Following the 1955 Le Mans and Tourist Trophy accidents, MG delivered a sad blow to those involved in Abington's racing heritage by announcing there should be no more official Works race entries.
At the time, MG's racing team had been working on two special MGA projects both of which were to be abandoned and dismantled or sold. Despite the demise of the MGA race programme, the men soon found a way of channelling their enthusiasm back to the race track.
The annual 12 Hours Sports Car Race at Sebring Florida otherwise known as "Snetterton in the Sahara" was the perfect platform, with America being the prime market for the MGA. Sebring was contested by all major teams of the era and also attracted a variety of different drivers including many amateur drivers behind the wheel of British sports cars.
Thus 1956 saw the entry of three nearly standard MGAs prepared by dealers in New York and driven by locals, marked the beginning of MGAs at Sebring and they quickly gained fourth, fifth and sixth in class on their first attempt. In 1960, a factory supported three car team was assembled using MGA Twin Cams upgraded with works supplied components with close ratio gearboxes, larger SU 2-inch carburettors, limited slip differentials, Vanden Plas aluminium hardtops, no bumpers, 17-gallon fuel tanks, cold air intake for the carburettors, twin driving lamps, oil coolers and wing vents to remedy high under bonnet temperatures.
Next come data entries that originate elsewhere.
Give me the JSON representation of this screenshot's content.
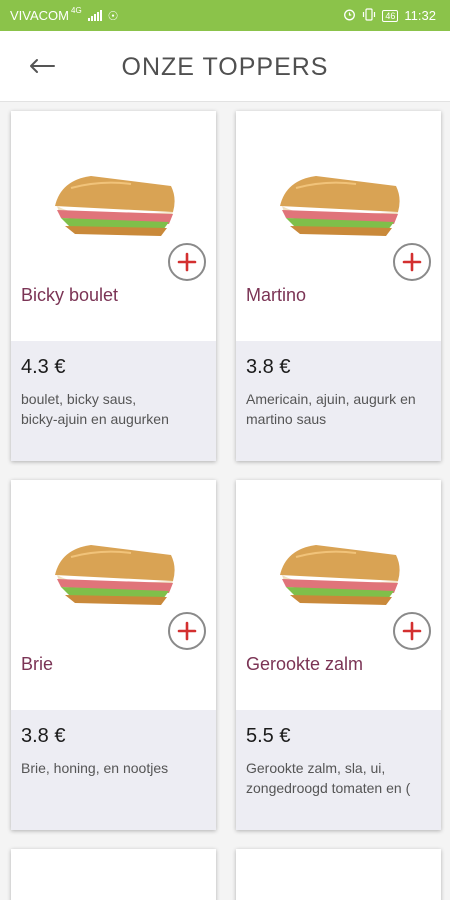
{
  "status_bar": {
    "carrier": "VIVACOM",
    "network_tag": "4G",
    "battery": "46",
    "time": "11:32"
  },
  "header": {
    "title": "ONZE TOPPERS"
  },
  "products": [
    {
      "name": "Bicky boulet",
      "price": "4.3  €",
      "description_lines": [
        "boulet, bicky saus,",
        "bicky-ajuin en augurken"
      ]
    },
    {
      "name": "Martino",
      "price": "3.8  €",
      "description_lines": [
        "Americain, ajuin, augurk en",
        "martino saus"
      ]
    },
    {
      "name": "Brie",
      "price": "3.8  €",
      "description_lines": [
        "Brie, honing, en nootjes",
        ""
      ]
    },
    {
      "name": "Gerookte zalm",
      "price": "5.5  €",
      "description_lines": [
        "Gerookte zalm, sla, ui,",
        "zongedroogd tomaten en ("
      ]
    }
  ],
  "colors": {
    "status_bar": "#8bc34a",
    "product_name": "#7b3455",
    "add_button_plus": "#d32f2f",
    "card_bottom": "#ededf3"
  },
  "icons": {
    "back": "arrow-left-icon",
    "add": "plus-circle-icon",
    "alarm": "alarm-icon",
    "vibrate": "vibrate-icon",
    "usb": "usb-icon"
  }
}
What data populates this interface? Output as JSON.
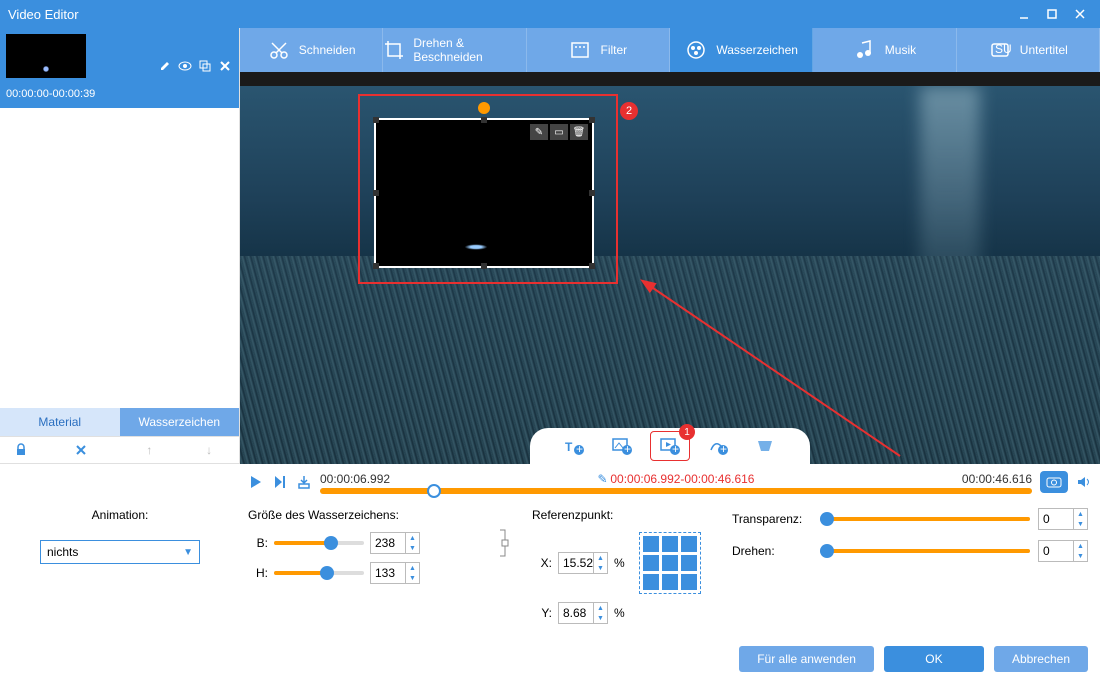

This car offered for sale, YD2/2571 or UMO93, was raced by Americans Jim Parkinson and Jack Flaherty, finishing 4th in class at Sebring, just behind fellow team car, YD2/2575 UMO96, #39 driven by Canadians Fred Hayes and O.D. Leavens. Following Sebring BMC dealer Ship & Shore Motors in West Palm Beach, Florida, sold UMO93 to Dr Paul Buchanan of Charleston, South Carolina, who campaigned the car across South Eastern US until circa 1963 when it dropped two valves whilst flat out on Daytona's banking and was moved to storage.
MGA Twin Cam expert Lyle York tracked down the car in 1967 and subsequently purchased it. Mr York repaired the damage and drove it "rarely" until 1970 when it lost the clutch. After the clutch failing, Lyle put the car onto blocks where it remained with just 5,139 Miles, noted as being "virtually unmarked but the right front fender has been repainted". Remarkably Mr York retained possession of the Twin Cam for 36 years. More remarkably so he preserved the car in its completely original condition until he sold it in 2003.
Its most recent owner subjected the car to a comprehensive mechanical recommission and it was then reunited with the track once again after almost 40 years, in the 2004 Collier Cup race at Watkins Glen being driven by Bob Vitrikas. It was regularly maintained whilst the patina was preserved during his ownership and was next shown at the 2010 Radnor Hunt Concours d'Elegance in Pennsylvania, where it claimed 1st in the Historic Race Car Class.
DK Engineering purchased the car in 2015 to join their private collection and subsequently repatriated the car back to the United Kingdom. Today UMO93 remains a physical time warp as the only remaining unrestored BMC prepared MGA.
Presented with less than 6,500 Miles from new and accompanied by its original Vanden Plas aluminium roof, original side curtains and a superb file with historical data and images, this car represents a unique opportunity to purchase a significant historic race car with an unrepeatable patina and unbroken provenance. Most recently, it has been UK road registered and reunited with the original period registration of UMO93.